Except for the pictures, write out all the records that follow exactly.
+ + + + +
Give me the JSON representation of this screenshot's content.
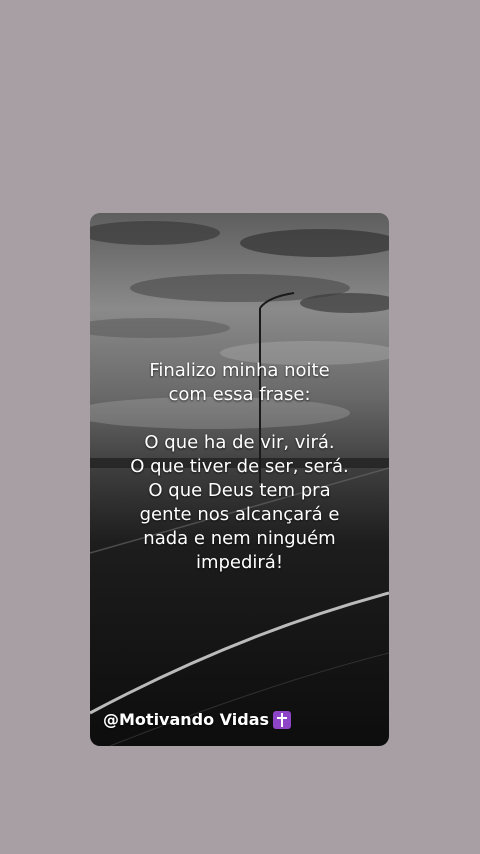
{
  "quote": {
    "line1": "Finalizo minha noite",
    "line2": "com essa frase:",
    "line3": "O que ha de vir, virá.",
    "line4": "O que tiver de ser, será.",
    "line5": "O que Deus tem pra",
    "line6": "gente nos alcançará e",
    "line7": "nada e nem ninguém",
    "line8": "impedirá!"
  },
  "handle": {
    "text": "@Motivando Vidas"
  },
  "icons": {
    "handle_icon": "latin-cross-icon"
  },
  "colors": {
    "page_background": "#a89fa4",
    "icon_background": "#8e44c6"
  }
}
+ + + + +
● **Exercise answer**
Give me the JSON representation of this screenshot's content.
{
  "quote": {
    "line1": "Finalizo minha noite",
    "line2": "com essa frase:",
    "line3": "O que ha de vir, virá.",
    "line4": "O que tiver de ser, será.",
    "line5": "O que Deus tem pra",
    "line6": "gente nos alcançará e",
    "line7": "nada e nem ninguém",
    "line8": "impedirá!"
  },
  "handle": {
    "text": "@Motivando Vidas"
  },
  "icons": {
    "handle_icon": "latin-cross-icon"
  },
  "colors": {
    "page_background": "#a89fa4",
    "icon_background": "#8e44c6"
  }
}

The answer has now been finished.